Lieberman’s work is part of a collaboration between the Rady School of Management, the UC San Diego School of Medicine and the Moncrief Cancer Institute in Fort Worth, TX. She works alongside Associate Professor Ayelet Gneezy from the Rady School and Dr. Samir Gupta from the UC San Diego School of Medicine.
CRC is a growing public health concern in the United States and routine screenings are recommended for individuals 50 years and older, yet screening participation is suboptimal, especially for the uninsured. Fecal immunochemical (FIT) kits offer a lower-cost and more accessible option of initial CRC screening. However, participation remains poor, particularly among uninsured patients and minorities. Her research is making key advances in the understanding of the behaviors that drive cancer screenings and improving population level health outcomes.
Combining public health, psychology and economics, Lieberman and team have launched multiple experiments to test different types of invitations to over 150,000 uninsured individuals across Texas, asking them to use the FIT kits. In particular, the invitations include varying combinations of information highlighting: 1. that the kit is offered free of charge, 2. the financial value of the kit, and 3. that potential future tests will also be free of charge. In addition, they have tried an “alert” tactic to increase follow-ups among patients. The team will continue their research with an experiment testing procrastination based on different levels of financial incentives in May.
Danny Huynh (’16) is a second year full-time MBA student concentrating in marketing and brand development at the UC San Diego Rady School of Management.
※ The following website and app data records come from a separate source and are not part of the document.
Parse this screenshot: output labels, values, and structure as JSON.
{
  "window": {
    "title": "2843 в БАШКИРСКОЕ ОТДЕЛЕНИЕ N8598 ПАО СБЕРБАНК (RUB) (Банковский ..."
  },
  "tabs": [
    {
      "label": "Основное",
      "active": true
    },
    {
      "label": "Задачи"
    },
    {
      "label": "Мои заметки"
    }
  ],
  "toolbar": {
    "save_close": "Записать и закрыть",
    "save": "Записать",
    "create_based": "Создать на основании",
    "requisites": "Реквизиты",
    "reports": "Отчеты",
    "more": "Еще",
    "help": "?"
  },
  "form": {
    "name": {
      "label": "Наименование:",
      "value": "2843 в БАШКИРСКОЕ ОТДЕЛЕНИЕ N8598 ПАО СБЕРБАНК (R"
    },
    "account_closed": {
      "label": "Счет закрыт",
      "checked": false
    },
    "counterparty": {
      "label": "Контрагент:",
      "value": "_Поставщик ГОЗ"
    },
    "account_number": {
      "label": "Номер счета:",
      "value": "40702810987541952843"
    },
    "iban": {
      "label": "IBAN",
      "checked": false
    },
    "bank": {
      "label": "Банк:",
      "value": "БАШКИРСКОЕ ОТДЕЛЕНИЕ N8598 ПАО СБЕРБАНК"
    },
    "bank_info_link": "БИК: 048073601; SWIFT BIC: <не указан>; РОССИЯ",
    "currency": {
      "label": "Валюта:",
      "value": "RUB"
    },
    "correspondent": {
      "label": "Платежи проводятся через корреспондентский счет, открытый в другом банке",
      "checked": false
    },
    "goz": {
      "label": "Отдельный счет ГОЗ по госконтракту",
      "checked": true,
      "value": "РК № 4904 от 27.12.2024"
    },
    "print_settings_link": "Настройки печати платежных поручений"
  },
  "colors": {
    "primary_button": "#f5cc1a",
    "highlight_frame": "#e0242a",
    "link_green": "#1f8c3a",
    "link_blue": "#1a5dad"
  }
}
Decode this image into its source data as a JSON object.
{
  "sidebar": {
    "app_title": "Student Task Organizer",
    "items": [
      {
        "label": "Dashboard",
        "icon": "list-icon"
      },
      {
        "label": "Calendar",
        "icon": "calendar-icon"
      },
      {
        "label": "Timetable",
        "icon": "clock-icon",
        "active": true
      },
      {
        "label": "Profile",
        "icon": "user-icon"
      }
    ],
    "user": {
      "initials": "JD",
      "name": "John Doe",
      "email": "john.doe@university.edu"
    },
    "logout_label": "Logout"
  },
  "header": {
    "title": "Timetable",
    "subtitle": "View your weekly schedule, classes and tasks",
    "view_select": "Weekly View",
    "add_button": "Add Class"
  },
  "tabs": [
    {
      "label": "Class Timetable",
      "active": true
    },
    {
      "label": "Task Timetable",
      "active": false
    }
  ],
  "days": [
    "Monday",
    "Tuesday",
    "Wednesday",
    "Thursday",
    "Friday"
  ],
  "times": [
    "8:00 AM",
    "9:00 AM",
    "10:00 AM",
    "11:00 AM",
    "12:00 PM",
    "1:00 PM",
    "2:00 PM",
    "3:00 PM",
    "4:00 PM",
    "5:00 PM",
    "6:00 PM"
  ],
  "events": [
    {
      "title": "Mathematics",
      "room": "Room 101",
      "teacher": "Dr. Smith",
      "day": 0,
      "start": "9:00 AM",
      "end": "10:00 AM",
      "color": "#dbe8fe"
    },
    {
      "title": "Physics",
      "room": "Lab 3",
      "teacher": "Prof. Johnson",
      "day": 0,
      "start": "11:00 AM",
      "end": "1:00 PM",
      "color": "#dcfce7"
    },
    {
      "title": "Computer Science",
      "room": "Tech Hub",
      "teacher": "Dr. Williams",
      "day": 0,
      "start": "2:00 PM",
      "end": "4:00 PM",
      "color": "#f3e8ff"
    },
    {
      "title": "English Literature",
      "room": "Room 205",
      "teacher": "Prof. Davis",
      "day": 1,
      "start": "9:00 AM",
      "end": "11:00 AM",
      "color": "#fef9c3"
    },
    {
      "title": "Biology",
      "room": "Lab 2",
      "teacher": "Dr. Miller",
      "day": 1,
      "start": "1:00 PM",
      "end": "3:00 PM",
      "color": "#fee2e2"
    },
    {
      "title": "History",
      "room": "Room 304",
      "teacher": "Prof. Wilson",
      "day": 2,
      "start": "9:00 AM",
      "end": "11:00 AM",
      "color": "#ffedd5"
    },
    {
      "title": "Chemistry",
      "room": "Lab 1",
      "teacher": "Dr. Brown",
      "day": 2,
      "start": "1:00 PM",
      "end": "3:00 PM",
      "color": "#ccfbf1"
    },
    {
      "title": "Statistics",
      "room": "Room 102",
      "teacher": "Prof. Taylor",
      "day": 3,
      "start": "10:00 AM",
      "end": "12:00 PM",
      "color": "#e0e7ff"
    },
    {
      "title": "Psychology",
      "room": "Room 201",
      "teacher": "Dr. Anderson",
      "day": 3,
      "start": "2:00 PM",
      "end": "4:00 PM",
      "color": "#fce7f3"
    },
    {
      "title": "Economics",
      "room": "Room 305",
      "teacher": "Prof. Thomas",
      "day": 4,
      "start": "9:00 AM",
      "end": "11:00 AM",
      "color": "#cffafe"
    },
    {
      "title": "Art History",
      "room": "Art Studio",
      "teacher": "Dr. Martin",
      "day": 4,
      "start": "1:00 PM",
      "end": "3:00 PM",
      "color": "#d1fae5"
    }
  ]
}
He is a Rady School Marketing Intern and a Rady School Ambassador.